Along the way we stopped in a bedouin village for a very good Turkish coffee and cookies. All part of the service the driver provided to make our stay more pleasant in Jordan. Finally after a lengthy car ride we were finally in Petra.

Petra is HUGE! There's absolutely not other way to describe it. I can only imagine what it was like to live there in its heyday. It must have been amazing, they even had running water in some parts of the city. Incredible how advanced they were so long ago. The pictures tell the whole story and there are about 100 of them up on my Picasa Web Album.

After close to 6 hours wandering around we finally met back up with our cab driver and headed back to the border. Remember I mentioned that the Jordanians didn't charge us to enter their border? Well they actually charge to leave instead...5 Dinars a person for the exit visa. This is where my friend and I ran into trouble. We contracted with the cab driver for 25 Dinars per person for the whole ride. Seemed pretty normal since most of my friends had paid about the same on their previous trips. When we reached the border they changed the deal and told us it was actually 50 Dinars per person...25 Dinars each way. Well we were obviously a little short. What to do...this is how bad movies start right? Well we piled up our Dinars and all $23 American we had. It wasn't enough. We then added about ₪100 to the pile. The driver then told us that it was close enough. We finally got out of the car and went into the border control station. We saved 10 Dinars to pay our exit visas and did it ASAP! It was 7:30 at night and the border closed at 8.

With the whole ordeal finished on the Jordanian side we still had to go through Israeli Security. I spoke to them in Hebrew, and that was probably a mistake. How do you know Hebrew? Are you an Israeli? Do you have and Israeli Passport? The questions didn't stop, but finally we made it through all of the checks to the last security gate. From there we split a cab with a nice middle age British couple on holiday. They were very impressed by my ability to talk with the cab driver in impressed the refused to let us even think of paying. It was nice...the kindness of strangers...seems to happen a lot here.

Back in Eilat we decided to take a walk around the boardwalk area for the evening. However, with 6 hours walking up and down the rock faces of Petra we didn't even last till midnight. We called it an early night.

When we woke up the next morning we headed straight for the beach. We spent the whole day laying out, reading, practicing Hebrew for our oral final exam, and generally relaxing. What an amazing weekend!


John Sklar said...

Sounds like the experience of a lifetime. What a great story. And a lesson... but I'm not sure exactly what it is.

I'm glad you got to see Jordan.

Sharon said...

Wow, I am impressed. These are amazing pictures. It was quite the experience.

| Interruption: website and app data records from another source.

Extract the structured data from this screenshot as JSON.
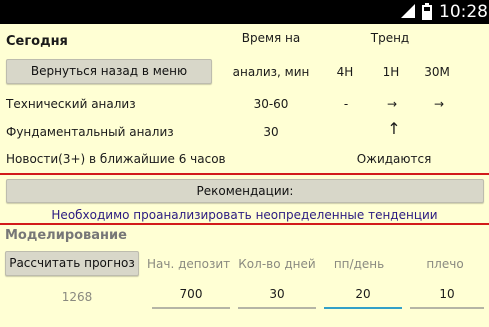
{
  "status_bar": {
    "time": "10:28",
    "network": "3G"
  },
  "header": {
    "today_label": "Сегодня",
    "time_col_label_1": "Время на",
    "time_col_label_2": "анализ, мин",
    "trend_label": "Тренд",
    "timeframes": [
      "4H",
      "1H",
      "30M"
    ]
  },
  "back_button_label": "Вернуться назад в меню",
  "rows": [
    {
      "label": "Технический анализ",
      "time": "30-60",
      "trend": [
        "-",
        "→",
        "→"
      ]
    },
    {
      "label": "Фундаментальный анализ",
      "time": "30",
      "trend_1h": "↑"
    },
    {
      "label": "Новости(3+) в ближайшие 6 часов",
      "status": "Ожидаются"
    }
  ],
  "recommendations": {
    "button_label": "Рекомендации:",
    "text": "Необходимо проанализировать неопределенные тенденции"
  },
  "modeling": {
    "title": "Моделирование",
    "calc_button_label": "Рассчитать прогноз",
    "result_value": "1268",
    "columns": [
      {
        "label": "Нач. депозит",
        "value": "700"
      },
      {
        "label": "Кол-во дней",
        "value": "30"
      },
      {
        "label": "пп/день",
        "value": "20"
      },
      {
        "label": "плечо",
        "value": "10"
      }
    ]
  },
  "colors": {
    "background": "#ffffd4",
    "divider": "#d21a1a",
    "focus_underline": "#33a0c8",
    "link_text": "#2a1a80"
  }
}
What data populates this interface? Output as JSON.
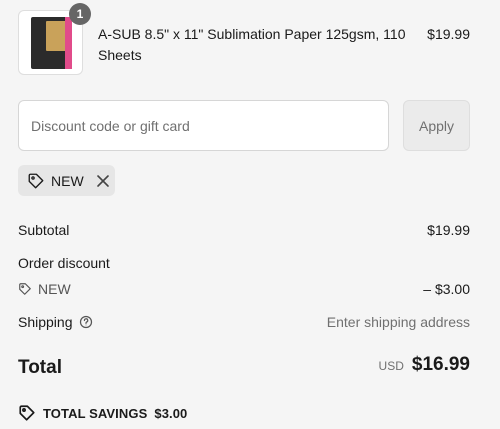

Next time, no cab

Phyllis Sommer said...

sounds like a great trip and i'm really glad you had enough to get back into israel:-)

and you learned an important lesson: when dealing with israeli security, just speak english. it all goes faster. this is good advice at ben-gurion too:-)